What do I mean by this comment? Let me use a recent client project to provide an answer to look at how different calculations can lead to different decisions.
As I am sure you know, the first stage in any engagement SME Needs has with a new client is to help them measure their small business marketing performance, providing the data they need to make decisions about what they need to do to improve their marketing performance.
I started working with this company a few weeks, after they contacted me because they had received a Growth Voucher. I must admit I was quite impressed by the amount of marketing measurement they were doing. Most of my clients were doing little, if any, measurement when I first engaged. They already knew what marketing was bringing in what sales and how much each sale was costing them in marketing costs.

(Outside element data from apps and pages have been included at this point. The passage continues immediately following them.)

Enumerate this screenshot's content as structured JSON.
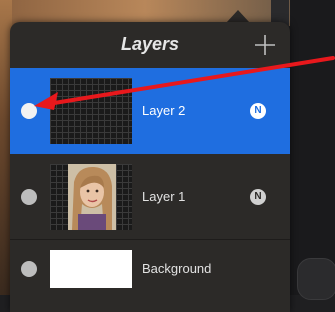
{
  "panel": {
    "title": "Layers",
    "add_icon": "plus-icon"
  },
  "layers": [
    {
      "name": "Layer 2",
      "blend_mode": "N",
      "visible": true,
      "selected": true,
      "thumbnail": "empty-grid"
    },
    {
      "name": "Layer 1",
      "blend_mode": "N",
      "visible": true,
      "selected": false,
      "thumbnail": "portrait-photo"
    },
    {
      "name": "Background",
      "blend_mode": "",
      "visible": true,
      "selected": false,
      "thumbnail": "white-fill"
    }
  ],
  "colors": {
    "selected_row": "#1f6ee0",
    "panel_bg": "#2c2a28",
    "annotation_arrow": "#e8181c"
  }
}
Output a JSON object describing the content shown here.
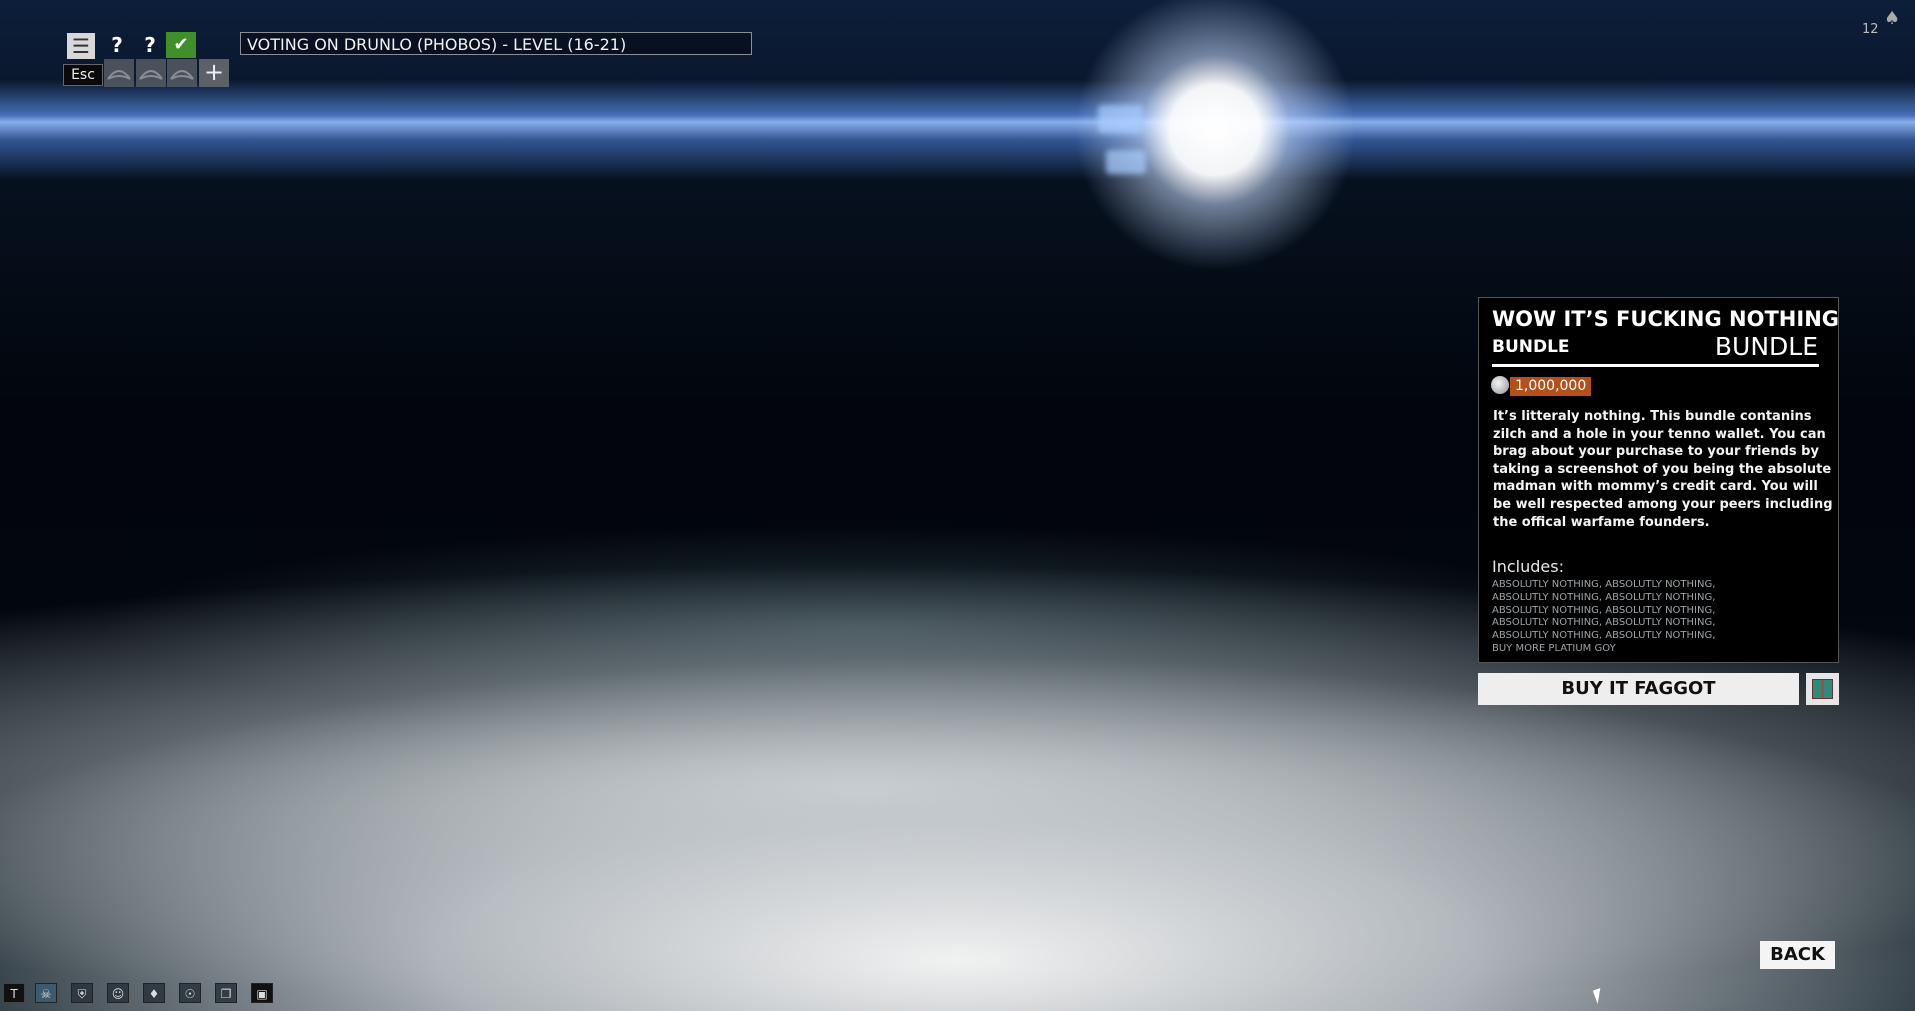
{
  "hud": {
    "menu_icon": "hamburger-icon",
    "help_1": "?",
    "help_2": "?",
    "ready_icon": "check-icon",
    "esc_label": "Esc",
    "squad_add": "+",
    "vote_text": "VOTING ON DRUNLO (PHOBOS) - LEVEL (16-21)",
    "corner_count": "12"
  },
  "bundle": {
    "title": "WOW IT’S FUCKING NOTHING",
    "subtitle": "BUNDLE",
    "type": "BUNDLE",
    "price": "1,000,000",
    "description": "It’s litteraly nothing. This bundle contanins zilch and a hole in your tenno wallet. You can brag about your purchase to your friends by taking a screenshot of you being the absolute madman with mommy’s credit card. You will be well respected among your peers including the offical warfame founders.",
    "includes_label": "Includes:",
    "includes": [
      "ABSOLUTLY NOTHING, ABSOLUTLY NOTHING,",
      "ABSOLUTLY NOTHING, ABSOLUTLY NOTHING,",
      "ABSOLUTLY NOTHING, ABSOLUTLY NOTHING,",
      "ABSOLUTLY NOTHING, ABSOLUTLY NOTHING,",
      "ABSOLUTLY NOTHING, ABSOLUTLY NOTHING,",
      "BUY MORE PLATIUM GOY"
    ],
    "buy_label": "BUY IT FAGGOT",
    "gift_icon": "gift-icon"
  },
  "back_label": "BACK",
  "hotbar": [
    "T",
    "☠",
    "⛨",
    "☺",
    "♦",
    "☉",
    "❐",
    "▣"
  ],
  "colors": {
    "price_badge": "#b5501a",
    "ready": "#3f8f2a"
  }
}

What this means is that knew what was definitely working and so could continue using those channels:
- Word of mouth was generating good numbers of new clients and was costing them nothing
- their advert in a local online community cost less than £10 a time and had generated a high-spending client
- Their website was sending a lot of new clients their way
This was all great and it was gratifying to see a small business measuring their marketing.
However some of their marketing activities were costing quite a bit:
- a local magazine listing was generating clients but they were spending around £100 per sale to acquire them
- Facebook advertising was costing over £50 per new client
- Another magazine advertising campaign was costing over £200 per new client
As they are a relatively new business, they are being very careful with their resources, but they have set a target for what they wish to pay: £30. Although this is an ambitious target, it is great to see they have one.
This cost per client calculation led them to believe that the local magazines were a poorly performing route to market; for one they were right.
I took the calculations one step further: what was the cash being generating by each marketing channel?
This painted a different picture, particularly for one of the magazines. They had spent nearly £700 on advertising but it had generated over £3,500! It was actually a very profitable route to market.
This local magazine is now part of the marketing strategy they are moving forward with.
I hope this shows how marketing numbers can be misleading and lead to incorrect decisions if you don’t look at the carefully.
Of course, if you would like me to help you analyse the marketing numbers within your business, please get in touch.